Rita said afterward that there had been a lack of transparency in developing a gambling expansion bill for years, and he felt there should be hearings that allowed the public to have in input.
One key issue for him was revenue sharing among municipalities, school districts and counties, Rita said.
“Cook County wanted a share of the revenue proceeds from a south suburban casino,” he said, “but Chicago had said it wasn’t going to share (income from a city casino) with Cook County. South suburban communities said they felt they shouldn’t have to share revenue with Cook County if Chicago wasn’t going to be part of a similar deal.”
A similar debate took place in Winnebago County, where the county demanded a share of the proceeds from a proposed Rockford casino and city leaders objected.
“It also bothered me that the legislation also referred to a south suburban casino being in a geographic region rather than designating a specific site, as we had with Danville, Rockford, Chicago and each of the other casinos sites in the bill,” Rita said. “I thought to even the playing field, instead of designating a casino for Waukegan we would change the language to include all of Lake County. But that caused all sorts of problems.”
The problems arose from state Sen. Terry Link (D-Waukegan), the sponsor of Senate Bill 1739, who felt Rita was attempting to undermine his legislation without consulting him.

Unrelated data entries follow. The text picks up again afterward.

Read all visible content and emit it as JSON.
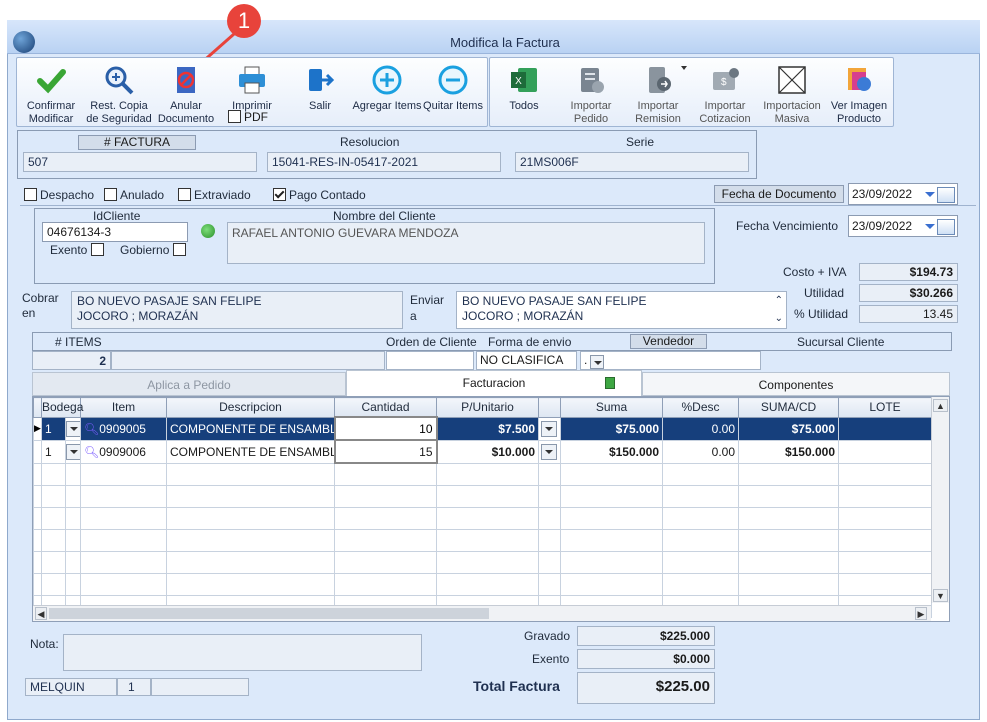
{
  "window": {
    "title": "Modifica la Factura"
  },
  "annotation": {
    "marker": "1"
  },
  "toolbar": {
    "confirm": "Confirmar Modificar",
    "backup": "Rest. Copia de Seguridad",
    "void": "Anular Documento",
    "print": "Imprimir",
    "pdf": "PDF",
    "exit": "Salir",
    "add": "Agregar Items",
    "remove": "Quitar Items",
    "all": "Todos",
    "import_order": "Importar Pedido",
    "import_remission": "Importar Remision",
    "import_quote": "Importar Cotizacion",
    "mass_import": "Importacion Masiva",
    "view_image": "Ver Imagen Producto"
  },
  "header": {
    "factura_label": "# FACTURA",
    "factura": "507",
    "resolucion_label": "Resolucion",
    "resolucion": "15041-RES-IN-05417-2021",
    "serie_label": "Serie",
    "serie": "21MS006F"
  },
  "flags": {
    "despacho": "Despacho",
    "anulado": "Anulado",
    "extraviado": "Extraviado",
    "pago_contado": "Pago Contado"
  },
  "dates": {
    "doc_label": "Fecha de  Documento",
    "doc": "23/09/2022",
    "venc_label": "Fecha Vencimiento",
    "venc": "23/09/2022"
  },
  "client": {
    "id_label": "IdCliente",
    "id": "04676134-3",
    "name_label": "Nombre del Cliente",
    "name": "RAFAEL ANTONIO GUEVARA MENDOZA",
    "exento": "Exento",
    "gobierno": "Gobierno"
  },
  "costs": {
    "costo_label": "Costo + IVA",
    "costo": "$194.73",
    "utilidad_label": "Utilidad",
    "utilidad": "$30.266",
    "pct_label": "% Utilidad",
    "pct": "13.45"
  },
  "address": {
    "cobrar_label1": "Cobrar",
    "cobrar_label2": "en",
    "cobrar_line1": "BO NUEVO PASAJE SAN FELIPE",
    "cobrar_line2": "JOCORO ; MORAZÁN",
    "enviar_label1": "Enviar",
    "enviar_label2": "a",
    "enviar_line1": "BO NUEVO PASAJE SAN FELIPE",
    "enviar_line2": "JOCORO ; MORAZÁN"
  },
  "info": {
    "items_label": "# ITEMS",
    "items": "2",
    "orden_label": "Orden de Cliente",
    "forma_label": "Forma de envio",
    "forma": "NO CLASIFICA",
    "vendedor_label": "Vendedor",
    "vendedor": ".",
    "sucursal_label": "Sucursal Cliente"
  },
  "tabs": {
    "pedido": "Aplica a Pedido",
    "facturacion": "Facturacion",
    "componentes": "Componentes"
  },
  "grid": {
    "columns": [
      "Bodega",
      "Item",
      "Descripcion",
      "Cantidad",
      "P/Unitario",
      "Suma",
      "%Desc",
      "SUMA/CD",
      "LOTE"
    ],
    "rows": [
      {
        "bodega": "1",
        "item": "0909005",
        "desc": "COMPONENTE DE ENSAMBL",
        "cant": "10",
        "precio": "$7.500",
        "suma": "$75.000",
        "desc_pct": "0.00",
        "sumacd": "$75.000"
      },
      {
        "bodega": "1",
        "item": "0909006",
        "desc": "COMPONENTE DE ENSAMBL",
        "cant": "15",
        "precio": "$10.000",
        "suma": "$150.000",
        "desc_pct": "0.00",
        "sumacd": "$150.000"
      }
    ]
  },
  "footer": {
    "nota_label": "Nota:",
    "user": "MELQUIN",
    "user_num": "1",
    "gravado_label": "Gravado",
    "gravado": "$225.000",
    "exento_label": "Exento",
    "exento": "$0.000",
    "total_label": "Total Factura",
    "total": "$225.00"
  },
  "colors": {
    "accent": "#163f7c",
    "annotation": "#e8433b"
  }
}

“I just felt if it was fair to the south suburbs not to have a designative site for a casino, it should be the same for Lake County,” Rita said.

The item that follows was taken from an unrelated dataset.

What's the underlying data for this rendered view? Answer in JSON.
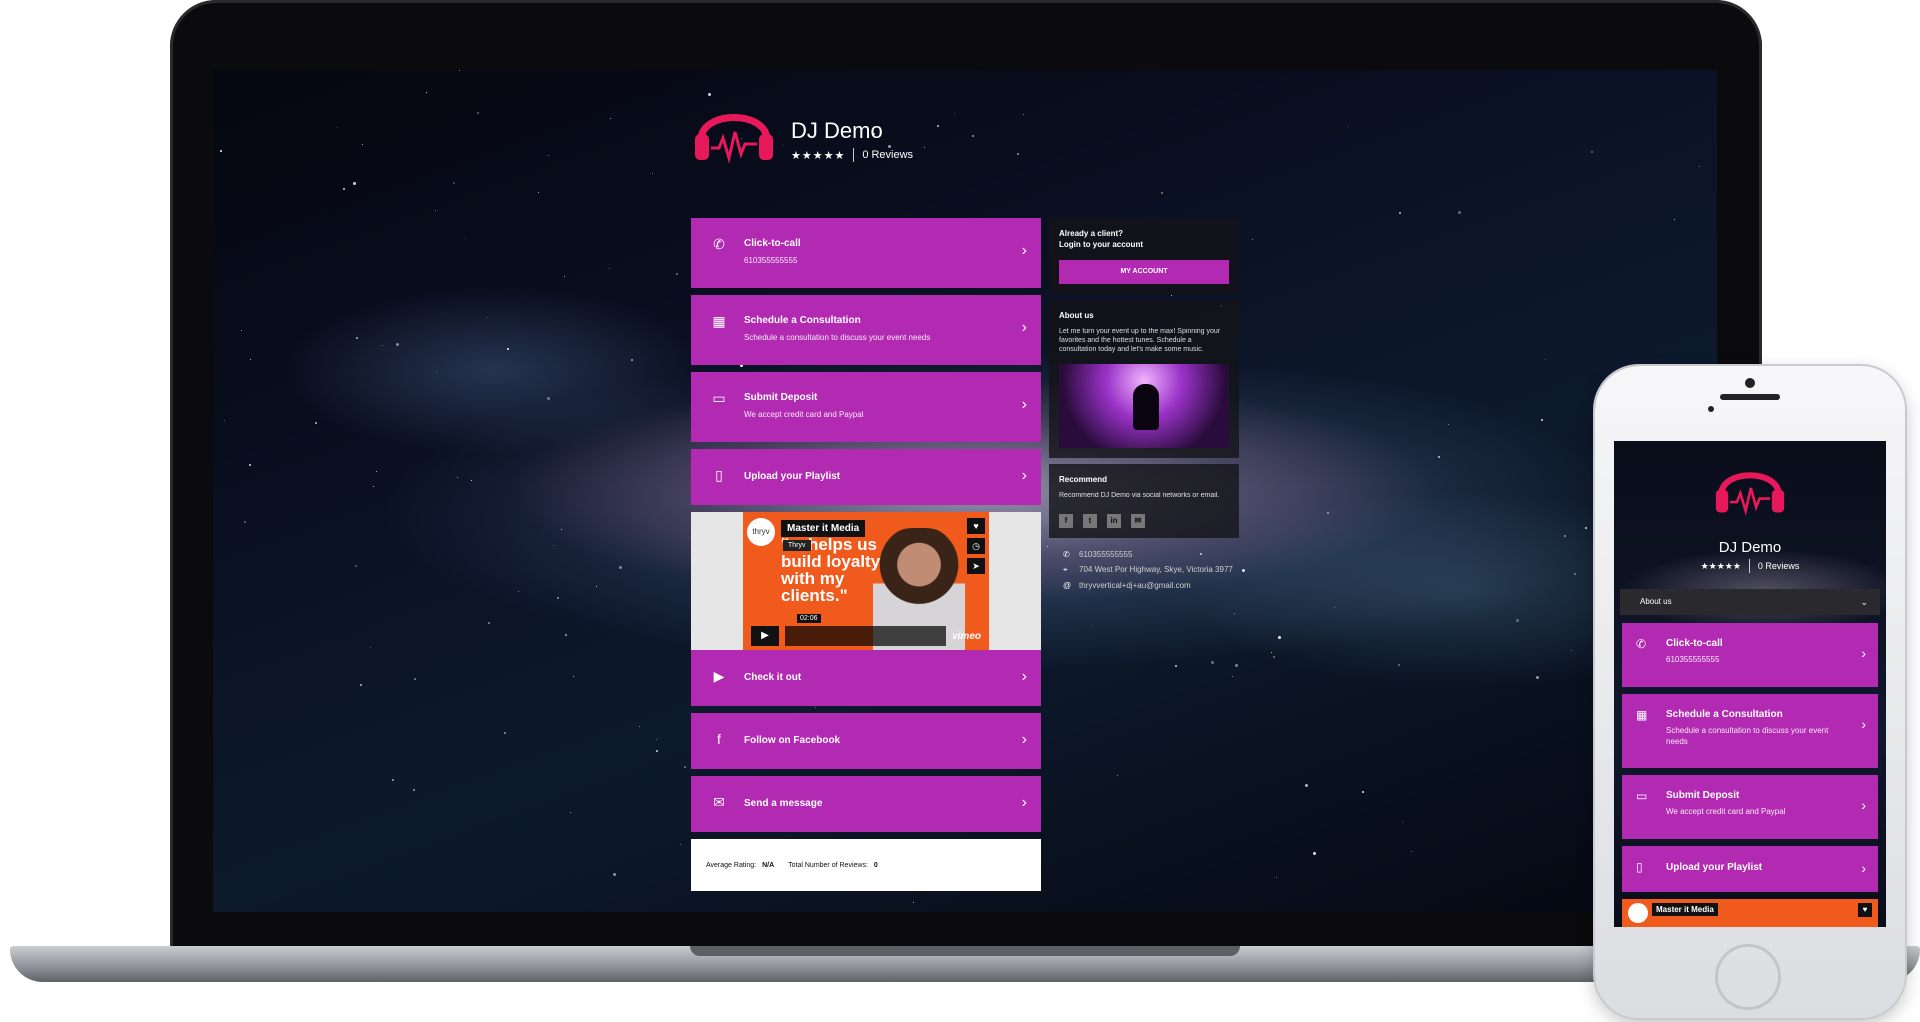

He fears that designating a certain area of South Cook County that included about 20 suburbs could result in infighting among towns and not the best casino deal for the area.
“I’m also concerned about how revenue from a casino would be distributed,” Rita said. “Should the host community get all the money? Should it be distributed to other municipalities? I don’t like the idea of sharing it with school districts because it reminds me of the lottery, which has left a bad taste in the mouths of Illinois residents.”

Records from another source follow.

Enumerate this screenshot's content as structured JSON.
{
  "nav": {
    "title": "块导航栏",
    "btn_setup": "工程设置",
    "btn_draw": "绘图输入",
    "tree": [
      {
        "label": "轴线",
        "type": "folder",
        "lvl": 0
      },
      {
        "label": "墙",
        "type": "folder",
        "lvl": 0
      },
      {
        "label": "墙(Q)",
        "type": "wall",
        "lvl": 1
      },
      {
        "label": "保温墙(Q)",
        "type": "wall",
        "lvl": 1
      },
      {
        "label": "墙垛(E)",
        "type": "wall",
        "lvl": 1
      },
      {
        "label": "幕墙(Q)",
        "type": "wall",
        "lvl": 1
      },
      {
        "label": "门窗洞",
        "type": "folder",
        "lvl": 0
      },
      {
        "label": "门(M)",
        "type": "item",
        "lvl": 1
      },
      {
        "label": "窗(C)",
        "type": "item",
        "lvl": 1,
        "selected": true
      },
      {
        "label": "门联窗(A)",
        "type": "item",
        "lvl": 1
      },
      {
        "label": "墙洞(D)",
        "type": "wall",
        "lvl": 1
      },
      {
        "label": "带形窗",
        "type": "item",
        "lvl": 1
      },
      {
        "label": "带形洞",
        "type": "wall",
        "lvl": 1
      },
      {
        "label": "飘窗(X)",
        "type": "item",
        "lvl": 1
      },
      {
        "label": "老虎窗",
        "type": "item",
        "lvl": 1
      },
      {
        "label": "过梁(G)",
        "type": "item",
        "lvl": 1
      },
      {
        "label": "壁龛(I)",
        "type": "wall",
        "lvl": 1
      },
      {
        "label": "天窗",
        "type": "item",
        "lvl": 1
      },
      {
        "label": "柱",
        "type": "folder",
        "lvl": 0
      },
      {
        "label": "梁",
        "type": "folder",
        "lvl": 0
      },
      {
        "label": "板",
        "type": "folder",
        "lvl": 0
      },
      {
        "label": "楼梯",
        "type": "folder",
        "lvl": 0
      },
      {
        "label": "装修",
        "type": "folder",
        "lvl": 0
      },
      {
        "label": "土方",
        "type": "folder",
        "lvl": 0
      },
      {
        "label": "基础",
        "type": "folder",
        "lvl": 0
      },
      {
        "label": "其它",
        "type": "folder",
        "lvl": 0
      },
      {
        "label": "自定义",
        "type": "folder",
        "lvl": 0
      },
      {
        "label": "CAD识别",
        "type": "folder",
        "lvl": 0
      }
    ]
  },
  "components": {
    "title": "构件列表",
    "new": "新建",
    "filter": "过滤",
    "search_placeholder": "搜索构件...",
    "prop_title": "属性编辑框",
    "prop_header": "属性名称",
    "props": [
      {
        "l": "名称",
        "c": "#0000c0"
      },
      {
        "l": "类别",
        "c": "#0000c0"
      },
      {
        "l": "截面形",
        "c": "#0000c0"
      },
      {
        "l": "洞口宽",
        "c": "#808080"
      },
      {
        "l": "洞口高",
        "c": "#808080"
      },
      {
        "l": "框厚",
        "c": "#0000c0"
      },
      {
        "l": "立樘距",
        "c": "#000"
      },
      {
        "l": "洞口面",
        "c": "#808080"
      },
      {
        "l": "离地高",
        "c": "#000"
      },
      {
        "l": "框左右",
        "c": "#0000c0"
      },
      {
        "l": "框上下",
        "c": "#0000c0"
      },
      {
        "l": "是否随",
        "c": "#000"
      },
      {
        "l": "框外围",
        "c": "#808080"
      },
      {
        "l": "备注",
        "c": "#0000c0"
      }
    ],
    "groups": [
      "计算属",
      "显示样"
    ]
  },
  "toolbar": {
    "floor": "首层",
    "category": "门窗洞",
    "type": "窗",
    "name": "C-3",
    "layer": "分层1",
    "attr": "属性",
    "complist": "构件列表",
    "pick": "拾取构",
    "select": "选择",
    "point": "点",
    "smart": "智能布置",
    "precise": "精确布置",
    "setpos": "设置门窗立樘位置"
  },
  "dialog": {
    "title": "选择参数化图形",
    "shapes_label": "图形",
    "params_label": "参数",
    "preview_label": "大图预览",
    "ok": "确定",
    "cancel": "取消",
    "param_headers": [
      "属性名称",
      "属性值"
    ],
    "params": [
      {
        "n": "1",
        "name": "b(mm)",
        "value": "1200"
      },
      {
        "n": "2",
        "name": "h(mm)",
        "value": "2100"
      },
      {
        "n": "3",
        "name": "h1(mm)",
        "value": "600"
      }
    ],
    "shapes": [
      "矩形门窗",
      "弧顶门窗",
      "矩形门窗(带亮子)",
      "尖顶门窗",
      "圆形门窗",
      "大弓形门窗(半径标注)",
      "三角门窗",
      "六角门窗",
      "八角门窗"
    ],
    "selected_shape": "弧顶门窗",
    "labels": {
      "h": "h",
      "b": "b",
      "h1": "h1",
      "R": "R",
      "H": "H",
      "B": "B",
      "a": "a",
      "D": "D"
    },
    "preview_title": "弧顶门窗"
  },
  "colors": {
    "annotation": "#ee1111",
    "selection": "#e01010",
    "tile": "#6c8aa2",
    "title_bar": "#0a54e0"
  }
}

Rita has contemplated creating a capital development fund with casino revenue, which would be used to repair roads and bridges, construct buildings or even provide matching funds for government grants.
“In the south suburbs, we have a lot of poorer communities that are unable to come up with the money for matching grants from the state or federal governments,” he said. “... So maybe we should create a fund that can be used to get those matching funds for major projects. It’s just an idea.”
Another issue is that Chicago wants to own its casino, which has raised questions that nobody in the country has answered, Rita said.
“There’s no model for doing this because no other city has done it,” he said. “I want to hear from people who have some idea of how it should be done.”
The Illinois Gaming Board, according to Rita, has indicated that it would have regulatory control — not only over the Chicago casino operation but over shops that might operate within the casino and perhaps even those outside the footprint.
“Where does the casino end, and where does the city of Chicago’s municipal authority exceed the authority of the gaming board to regulate business within the city limits?” Rita asked.
“For example, if the casino were to be built over a train station, would the gambling board have regulatory authority over the train station? What if it’s in a (special taxing) district? Does the gaming board claim it has some authority over that?
“How big is the casino footprint that the gaming board can regulate? And that’s a really tough question to answer since we don’t know where the Chicago casino will be located or how it will be developed.”
Rita, vice chairman of the executive committee, indicated that every aspect of the casino legislation would be open for comment during the hearings, a prospect that may dismay longtime architects of gambling bills.
Rep. Lou Lang (D-Skokie), the House sponsor of the gambling bill before Rita took over, had long contended that the complex legislation was constructed behind the scenes in such a way that changing any portion of it would undermine legislative support for the entire bill.
I asked Rita how the committee could possibly hear everyone’s concerns about the bill in one day and if he was still hoping to call the bill in the Legislature’s upcoming veto session.
“Let’s see what happens Oct. 23,” he said. “If more hearings are needed, we will hold more hearings. I’m not going to rush this thing. Let’s see how close we are at the end of the hearing.
“I want to get this right. Not just right for the casino industry but right for the state, right ethically and right for the regulators who are going to have to enforce it.
“I want to pass a great bill for the people of this state, not just a gambling bill.”